The stupidest question I ever got in a job interview came from a CEO (who is not CEO anymore but that might be for other reasons) asking me: “So, who do you know, who can you call tomorrow and sell my product to?” Yeah, right… all what Sales is about, is knowing people, the rest is easy. Well, everyone in high-tech Sales knows that this not true.
It’s a myth for anyone with no sales experience and especially in start-ups that one of the key challenges in Sales is to know the right people in the targeted customer organization. To understand the meaning of contacts, let’s again have a look at the sales process, for which I introduced an example in one of my previous blog posts.
If you look at the individual process stages, to have good contacts with the customer can be very helpful for the first process stage before C1 in order to start the sales process and to get the chance to introduce your solution and your arguments to the key people. However, even to take that first step often depends on current strategy, resources, and priorities of the customer’s organization, which need to fit as well and which are mostly quite independent from your contact’s influence and good will.
At the later process stages (which are equally difficult to enter) the meaning of initially having contacts is not as relevant anymore. In high-tech Sales, the buying center is normally a group of quite a few people (and not only one person), which will always try to take a rational decision based on arguments and not on personal relationships. Therefore, to move forward towards a positive decision you need to establish good relationships with the buying center, convince them of your offering, and negotiate a deal that is attractive for both sides.
So, we see that having good contacts can sometimes be helpful to speed up the first step in the sales process but is far from being crucial for winning the deal. And that is good news, because there are also scalability issues with relying on sales people with “excellent contacts in the industry”:
Recruiting that kind of sales people is limited to organizations that also serve your target customers. Those are usually only your competitors, your or other sales channels, and suppliers of complementary products. Recruiting from competitors creates major issues, because your sales persons have a credibility problem and – if they were good – they already sold your competitor’s product to the customer (which they now would have to replace with yours). That leaves the fairly small space of sales partners and suppliers of complementary products.
No matter what they claim, no sales person in the world has good contacts with all potential customers in their territory. Selecting sales people with complementary contacts will be very difficult and in general, good contacts are something that is very hard to verify upfront, before employing a sales person.
Also, you certainly do not want to bet your product’s success on your sales people’s personal relationships. That would make them quite irreplaceable and your sales organization very inflexible and dependant.
Therefore, many new contacts need to be acquired pro-actively anyway. Also, markets change and new potential customers appear, for those also new contacts need to be identified and relationships built.

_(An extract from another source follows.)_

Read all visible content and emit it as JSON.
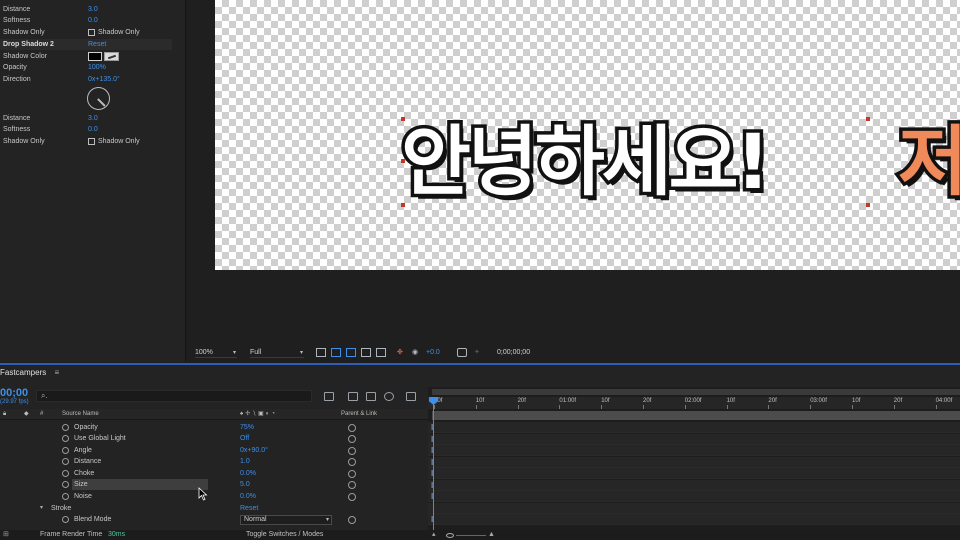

For that reason it is much more important to have sales people that know the targeted customer’s purchase behavior, their typical issues and strategies and how to talk to them to be respected as peers. Even more important is to have sales people that are able to systematically understand a customer’s organization, to identify the right contacts, and to build up good relationships with them.